TASK GOAL ->
Within the records below, filter for lines carrying the word "GenSearch" and copy them.

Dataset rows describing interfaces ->
※
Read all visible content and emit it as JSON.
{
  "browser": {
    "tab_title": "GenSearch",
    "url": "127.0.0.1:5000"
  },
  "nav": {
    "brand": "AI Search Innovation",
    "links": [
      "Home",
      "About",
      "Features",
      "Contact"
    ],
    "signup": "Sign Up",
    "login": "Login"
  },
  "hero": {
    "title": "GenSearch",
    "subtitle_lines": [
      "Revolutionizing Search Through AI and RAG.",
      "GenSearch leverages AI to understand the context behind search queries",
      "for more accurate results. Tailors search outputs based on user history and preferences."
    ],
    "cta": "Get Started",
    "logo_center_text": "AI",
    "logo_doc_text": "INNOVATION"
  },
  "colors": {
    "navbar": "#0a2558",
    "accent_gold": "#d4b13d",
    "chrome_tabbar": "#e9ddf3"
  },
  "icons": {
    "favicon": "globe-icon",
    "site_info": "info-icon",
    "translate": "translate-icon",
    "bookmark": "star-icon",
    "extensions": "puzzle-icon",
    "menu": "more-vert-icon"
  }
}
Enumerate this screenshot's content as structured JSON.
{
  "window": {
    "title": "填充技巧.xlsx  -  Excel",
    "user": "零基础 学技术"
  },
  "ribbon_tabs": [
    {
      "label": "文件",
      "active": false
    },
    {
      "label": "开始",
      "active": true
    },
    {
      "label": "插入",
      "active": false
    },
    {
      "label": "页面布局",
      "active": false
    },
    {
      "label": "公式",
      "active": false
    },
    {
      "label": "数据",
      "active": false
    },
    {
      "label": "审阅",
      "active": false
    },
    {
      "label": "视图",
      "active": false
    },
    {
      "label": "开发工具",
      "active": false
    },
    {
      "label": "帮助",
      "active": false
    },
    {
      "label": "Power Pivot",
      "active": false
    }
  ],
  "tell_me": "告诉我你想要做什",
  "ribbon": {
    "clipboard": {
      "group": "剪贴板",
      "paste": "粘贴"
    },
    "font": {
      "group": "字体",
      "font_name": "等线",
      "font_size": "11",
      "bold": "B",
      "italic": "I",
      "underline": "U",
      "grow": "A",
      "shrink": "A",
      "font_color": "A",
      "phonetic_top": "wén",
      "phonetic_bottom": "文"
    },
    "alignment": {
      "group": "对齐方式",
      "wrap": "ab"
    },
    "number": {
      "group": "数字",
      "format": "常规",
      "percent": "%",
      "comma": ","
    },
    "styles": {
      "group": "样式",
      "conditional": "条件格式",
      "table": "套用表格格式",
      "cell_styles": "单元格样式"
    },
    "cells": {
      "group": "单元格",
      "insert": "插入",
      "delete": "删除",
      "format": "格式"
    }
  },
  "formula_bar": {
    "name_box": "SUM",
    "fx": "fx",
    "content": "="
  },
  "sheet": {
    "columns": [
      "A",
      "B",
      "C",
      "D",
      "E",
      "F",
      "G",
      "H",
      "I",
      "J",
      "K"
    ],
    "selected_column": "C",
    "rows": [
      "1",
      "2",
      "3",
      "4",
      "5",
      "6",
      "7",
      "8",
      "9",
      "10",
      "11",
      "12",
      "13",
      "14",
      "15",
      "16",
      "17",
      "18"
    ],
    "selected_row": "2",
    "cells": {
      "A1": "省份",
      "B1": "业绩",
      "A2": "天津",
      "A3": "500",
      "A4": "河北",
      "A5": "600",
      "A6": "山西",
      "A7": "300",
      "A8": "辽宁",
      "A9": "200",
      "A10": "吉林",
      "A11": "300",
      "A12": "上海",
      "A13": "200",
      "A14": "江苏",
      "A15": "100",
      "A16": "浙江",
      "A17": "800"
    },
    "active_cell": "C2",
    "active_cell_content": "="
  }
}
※
EXERCISE RESPONSE ->
    "tab_title": "GenSearch",
    "title": "GenSearch",
      "GenSearch leverages AI to understand the context behind search queries",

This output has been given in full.